The beginning is well-written and exciting as Jason is attacked and kidnapped, not understanding what is going on. [mild spoiler warning – but this is early stuff you’ll learn soon if you read it]. He wakes up in a strange lab where everyone knows him, but he knows none of them. He’s a physicist who in this new world has supposedly won a prestigious prize, but he knows that instead he is merely a physics professor at a mediocre Midwest college. Crouch then leads us to understand that Jason has been subjected to quantum superposition, in effect inhabiting another world, one of the infinite number of possible worlds that exist simultaneously. It seems he, or the alternate version of him, invented a machine that can put objects or people in such a multiverse state. The rest of the book involves Jason trying to figure out what happened to him, why, and how to get back to his old life. The book became more tedious and implausible as it went on. I listened to the audiobook, which had a good reader, but all in all I found it unsatisfying. As I said at first – it’s well-explored territory and there are no new ideas here. Recursion, a later work by this author, has a very similar plot, only in that one, it’s time travel, not quantum superposition. This one is somewhat better written than that one, but that’s the best I can say for it.

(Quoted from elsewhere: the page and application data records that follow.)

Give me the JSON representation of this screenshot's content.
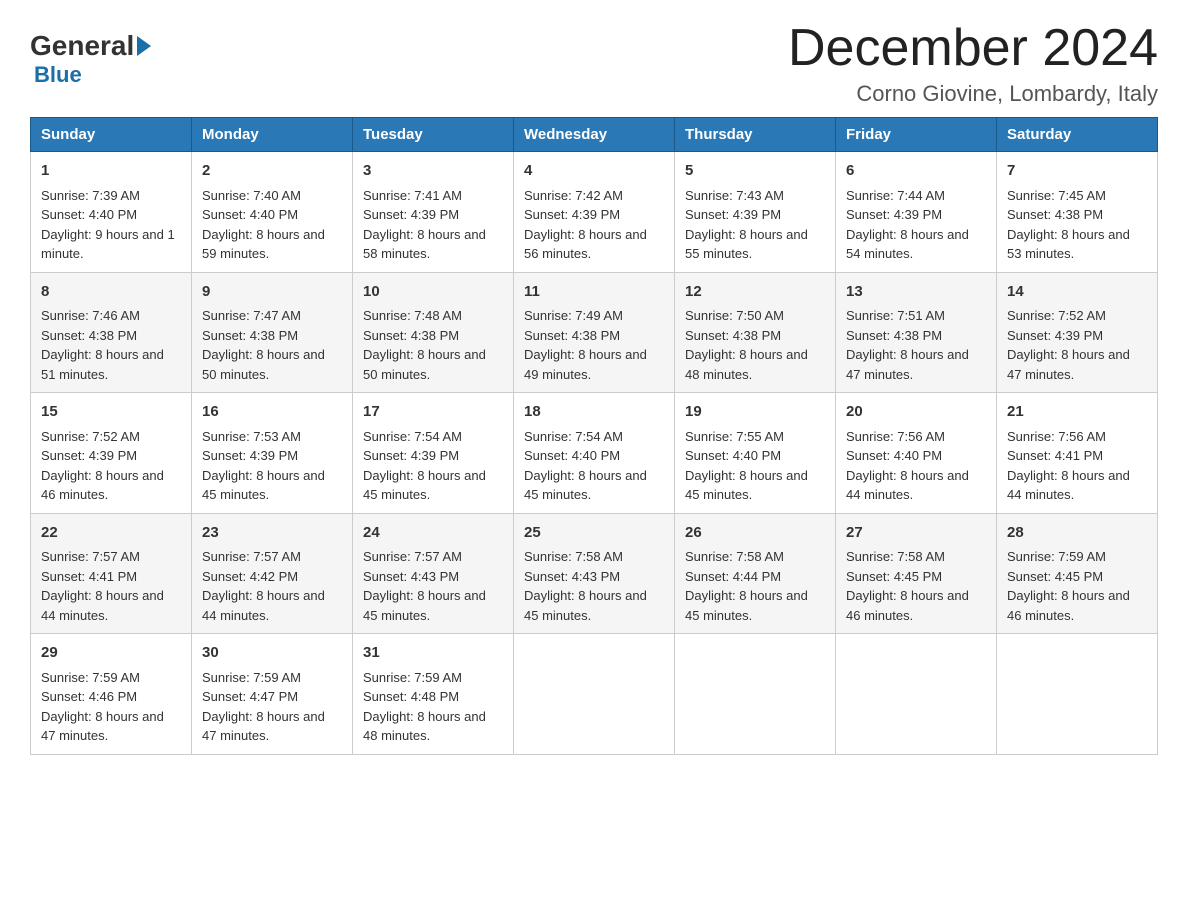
{
  "header": {
    "logo_general": "General",
    "logo_blue": "Blue",
    "month_title": "December 2024",
    "location": "Corno Giovine, Lombardy, Italy"
  },
  "days_of_week": [
    "Sunday",
    "Monday",
    "Tuesday",
    "Wednesday",
    "Thursday",
    "Friday",
    "Saturday"
  ],
  "weeks": [
    [
      {
        "day": "1",
        "sunrise": "7:39 AM",
        "sunset": "4:40 PM",
        "daylight": "9 hours and 1 minute."
      },
      {
        "day": "2",
        "sunrise": "7:40 AM",
        "sunset": "4:40 PM",
        "daylight": "8 hours and 59 minutes."
      },
      {
        "day": "3",
        "sunrise": "7:41 AM",
        "sunset": "4:39 PM",
        "daylight": "8 hours and 58 minutes."
      },
      {
        "day": "4",
        "sunrise": "7:42 AM",
        "sunset": "4:39 PM",
        "daylight": "8 hours and 56 minutes."
      },
      {
        "day": "5",
        "sunrise": "7:43 AM",
        "sunset": "4:39 PM",
        "daylight": "8 hours and 55 minutes."
      },
      {
        "day": "6",
        "sunrise": "7:44 AM",
        "sunset": "4:39 PM",
        "daylight": "8 hours and 54 minutes."
      },
      {
        "day": "7",
        "sunrise": "7:45 AM",
        "sunset": "4:38 PM",
        "daylight": "8 hours and 53 minutes."
      }
    ],
    [
      {
        "day": "8",
        "sunrise": "7:46 AM",
        "sunset": "4:38 PM",
        "daylight": "8 hours and 51 minutes."
      },
      {
        "day": "9",
        "sunrise": "7:47 AM",
        "sunset": "4:38 PM",
        "daylight": "8 hours and 50 minutes."
      },
      {
        "day": "10",
        "sunrise": "7:48 AM",
        "sunset": "4:38 PM",
        "daylight": "8 hours and 50 minutes."
      },
      {
        "day": "11",
        "sunrise": "7:49 AM",
        "sunset": "4:38 PM",
        "daylight": "8 hours and 49 minutes."
      },
      {
        "day": "12",
        "sunrise": "7:50 AM",
        "sunset": "4:38 PM",
        "daylight": "8 hours and 48 minutes."
      },
      {
        "day": "13",
        "sunrise": "7:51 AM",
        "sunset": "4:38 PM",
        "daylight": "8 hours and 47 minutes."
      },
      {
        "day": "14",
        "sunrise": "7:52 AM",
        "sunset": "4:39 PM",
        "daylight": "8 hours and 47 minutes."
      }
    ],
    [
      {
        "day": "15",
        "sunrise": "7:52 AM",
        "sunset": "4:39 PM",
        "daylight": "8 hours and 46 minutes."
      },
      {
        "day": "16",
        "sunrise": "7:53 AM",
        "sunset": "4:39 PM",
        "daylight": "8 hours and 45 minutes."
      },
      {
        "day": "17",
        "sunrise": "7:54 AM",
        "sunset": "4:39 PM",
        "daylight": "8 hours and 45 minutes."
      },
      {
        "day": "18",
        "sunrise": "7:54 AM",
        "sunset": "4:40 PM",
        "daylight": "8 hours and 45 minutes."
      },
      {
        "day": "19",
        "sunrise": "7:55 AM",
        "sunset": "4:40 PM",
        "daylight": "8 hours and 45 minutes."
      },
      {
        "day": "20",
        "sunrise": "7:56 AM",
        "sunset": "4:40 PM",
        "daylight": "8 hours and 44 minutes."
      },
      {
        "day": "21",
        "sunrise": "7:56 AM",
        "sunset": "4:41 PM",
        "daylight": "8 hours and 44 minutes."
      }
    ],
    [
      {
        "day": "22",
        "sunrise": "7:57 AM",
        "sunset": "4:41 PM",
        "daylight": "8 hours and 44 minutes."
      },
      {
        "day": "23",
        "sunrise": "7:57 AM",
        "sunset": "4:42 PM",
        "daylight": "8 hours and 44 minutes."
      },
      {
        "day": "24",
        "sunrise": "7:57 AM",
        "sunset": "4:43 PM",
        "daylight": "8 hours and 45 minutes."
      },
      {
        "day": "25",
        "sunrise": "7:58 AM",
        "sunset": "4:43 PM",
        "daylight": "8 hours and 45 minutes."
      },
      {
        "day": "26",
        "sunrise": "7:58 AM",
        "sunset": "4:44 PM",
        "daylight": "8 hours and 45 minutes."
      },
      {
        "day": "27",
        "sunrise": "7:58 AM",
        "sunset": "4:45 PM",
        "daylight": "8 hours and 46 minutes."
      },
      {
        "day": "28",
        "sunrise": "7:59 AM",
        "sunset": "4:45 PM",
        "daylight": "8 hours and 46 minutes."
      }
    ],
    [
      {
        "day": "29",
        "sunrise": "7:59 AM",
        "sunset": "4:46 PM",
        "daylight": "8 hours and 47 minutes."
      },
      {
        "day": "30",
        "sunrise": "7:59 AM",
        "sunset": "4:47 PM",
        "daylight": "8 hours and 47 minutes."
      },
      {
        "day": "31",
        "sunrise": "7:59 AM",
        "sunset": "4:48 PM",
        "daylight": "8 hours and 48 minutes."
      },
      null,
      null,
      null,
      null
    ]
  ],
  "labels": {
    "sunrise_prefix": "Sunrise: ",
    "sunset_prefix": "Sunset: ",
    "daylight_prefix": "Daylight: "
  }
}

View all my reviews

Beat to Quarters by C.S. Forester

Beat to QuartersBeat to Quarters by C.S. Forester
My rating: 5 of 5 stars

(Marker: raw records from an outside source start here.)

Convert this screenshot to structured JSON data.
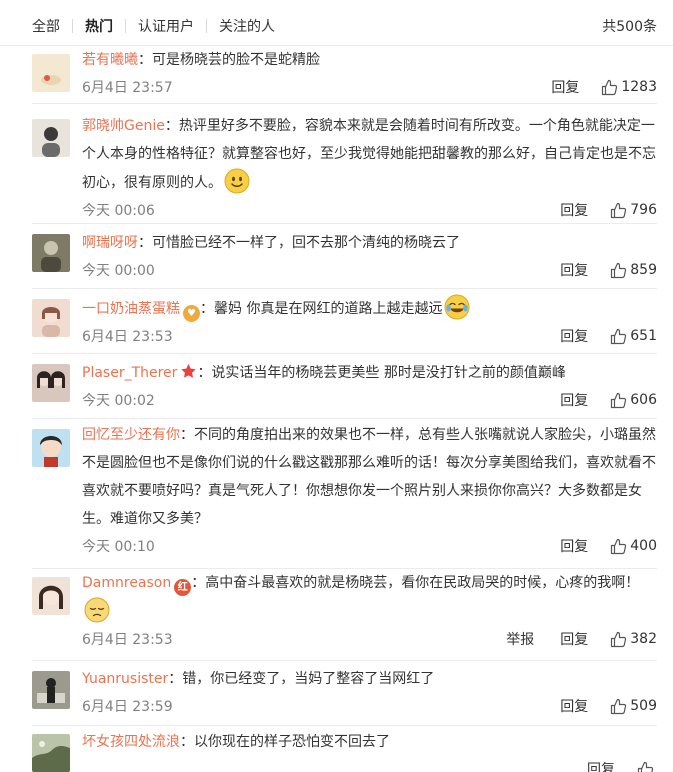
{
  "tabs": [
    {
      "label": "全部"
    },
    {
      "label": "热门",
      "active": true
    },
    {
      "label": "认证用户"
    },
    {
      "label": "关注的人"
    }
  ],
  "total_label": "共500条",
  "comments": [
    {
      "user": "若有曦曦",
      "text": "：可是杨晓芸的脸不是蛇精脸",
      "time": "6月4日 23:57",
      "reply": "回复",
      "likes": "1283",
      "avatar_color": "#f3e9d2",
      "avatar_accent": "#e2574c"
    },
    {
      "user": "郭晓帅Genie",
      "text": "：热评里好多不要脸，容貌本来就是会随着时间有所改变。一个角色就能决定一个人本身的性格特征？就算整容也好，至少我觉得她能把甜馨教的那么好，自己肯定也是不忘初心，很有原则的人。",
      "emoji": "smile-emoji",
      "time": "今天 00:06",
      "reply": "回复",
      "likes": "796",
      "avatar_color": "#e8e4dc",
      "avatar_accent": "#3a3a3a"
    },
    {
      "user": "啊瑞呀呀",
      "text": "：可惜脸已经不一样了，回不去那个清纯的杨晓云了",
      "time": "今天 00:00",
      "reply": "回复",
      "likes": "859",
      "avatar_color": "#7d7a66",
      "avatar_accent": "#c9c4b0"
    },
    {
      "user": "一口奶油蒸蛋糕",
      "badge": "heart-badge-icon",
      "text": "：馨妈 你真是在网红的道路上越走越远",
      "emoji": "laugh-cry-emoji",
      "time": "6月4日 23:53",
      "reply": "回复",
      "likes": "651",
      "avatar_color": "#f0dcd0",
      "avatar_accent": "#8a5a44"
    },
    {
      "user": "Plaser_Therer",
      "badge": "star-badge-icon",
      "text": "：说实话当年的杨晓芸更美些 那时是没打针之前的颜值巅峰",
      "time": "今天 00:02",
      "reply": "回复",
      "likes": "606",
      "avatar_color": "#d8c7bd",
      "avatar_accent": "#2d2222"
    },
    {
      "user": "回忆至少还有你",
      "text": "：不同的角度拍出来的效果也不一样，总有些人张嘴就说人家脸尖，小璐虽然不是圆脸但也不是像你们说的什么戳这戳那那么难听的话！每次分享美图给我们，喜欢就看不喜欢就不要喷好吗？真是气死人了！你想想你发一个照片别人来损你你高兴？大多数都是女生。难道你又多美？",
      "time": "今天 00:10",
      "reply": "回复",
      "likes": "400",
      "avatar_color": "#bfe0f0",
      "avatar_accent": "#c0392b"
    },
    {
      "user": "Damnreason",
      "badge": "red-badge-icon",
      "text": "：高中奋斗最喜欢的就是杨晓芸，看你在民政局哭的时候，心疼的我啊！",
      "emoji": "sad-emoji",
      "time": "6月4日 23:53",
      "report": "举报",
      "reply": "回复",
      "likes": "382",
      "avatar_color": "#efe3d8",
      "avatar_accent": "#3b2a22"
    },
    {
      "user": "Yuanrusister",
      "text": "：错，你已经变了，当妈了整容了当网红了",
      "time": "6月4日 23:59",
      "reply": "回复",
      "likes": "509",
      "avatar_color": "#9c9a8c",
      "avatar_accent": "#222222"
    },
    {
      "user": "坏女孩四处流浪",
      "text": "：以你现在的样子恐怕变不回去了",
      "time": "",
      "reply": "回复",
      "likes": "",
      "avatar_color": "#b9c4a8",
      "avatar_accent": "#5e6b4a"
    }
  ],
  "colors": {
    "username": "#eb7350",
    "meta": "#808080",
    "divider": "#ececec"
  }
}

I read this and loved it in the 1970s and it was just as good this time around. This is the first Horatio Hornblower novel, although later novels were set earlier in his life as a Midshipman and Lieutenant. Here Hornblower is the captain of an English frigate circa 1803. He is sent around Cape Horn to Central America on the Pacific side to assist El Supremo, a local despot who is trying to free his natives from Spanish rule since England and Spain are at war. The idea is to stop the flow of gold and other riches from the New World and Asia that is funding the Spanish war effort. A Spanish ship of the line is patrolling the waters and Hornblower’s tiny Lydia must take on the larger Natividad.

The book is not for the squeamish. There’s plenty of grisly naval warfare, not to mention descriptions of shockingly harsh living conditions and discipline aboard the ship, but the attention to detail is amazing, and very convincing. It’s astounding to think what men went through to amass and protect the British Empire. I found it refreshingly free of political correctness. The author writes in terms appropriate for the day – terms like Dago and Negress abound, and women are treated as incompetent children needing a man’s protection, or at least that’s the mindset of all the men at first. I especially like the ongoing theme of intelligence and good moral character prevailing over evil and brutality. Everything a captain needed to consider and plan for in those days is mind-blowing.

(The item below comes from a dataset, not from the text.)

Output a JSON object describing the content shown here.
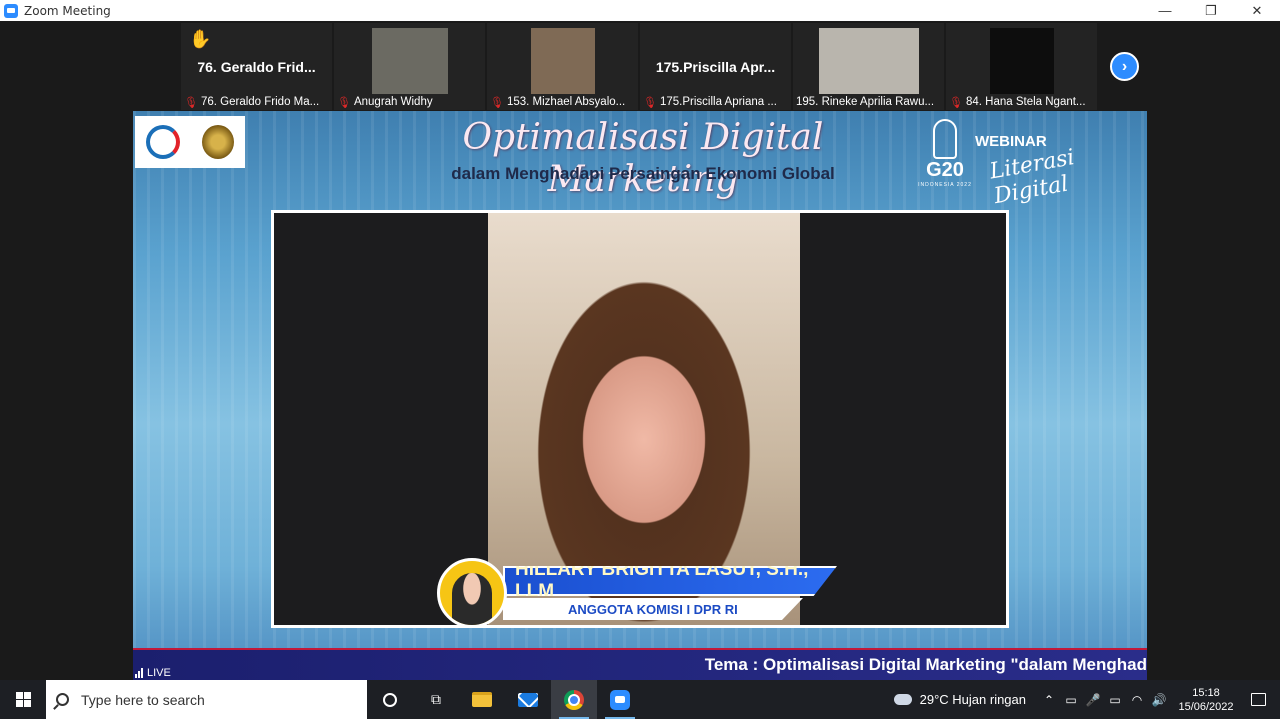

View all my reviews

TH1RT3EN by Steve Cavanagh

TH1RT3ENTH1RT3EN by Steve Cavanagh
My rating: 2 of 5 stars

I only read 53 pages of this before I couldn’t take it any longer. I’d give it 1 star based on what I read, but it might have gotten better later on, so I’ll give it another for the benefit of the doubt. Every character in the book is a fantasy supernatural being. The main character is a defense lawyer who refuses to represent guilty clients. There is no such creature. That would be like an emergency room physician who refuses to treat sick or injured people. When I was in law school a criminal defense lawyer – a true believer in civil liberties, etc. – told our class that 98% of his clients “told me a guilty story and most of the other 2% were lying to me.” Another major character is a serial killer who is also a master actor, mimic, skilled makeup artist, accomplished hacker, and all-around genius. He is also willing to change his body weight and break his nose and his arm in order to accomplish his murders. I was in the FBI for 25 years and found that every serial killer was pretty much just a thug. Most of them were stupid although a few were skilled con men and some were good at avoiding detection by operating at night with masks, gloves, etc. In addition to that, the lawyer character was unethical as the opening scene proved, so I couldn’t get behind him from the beginning.

View all my reviews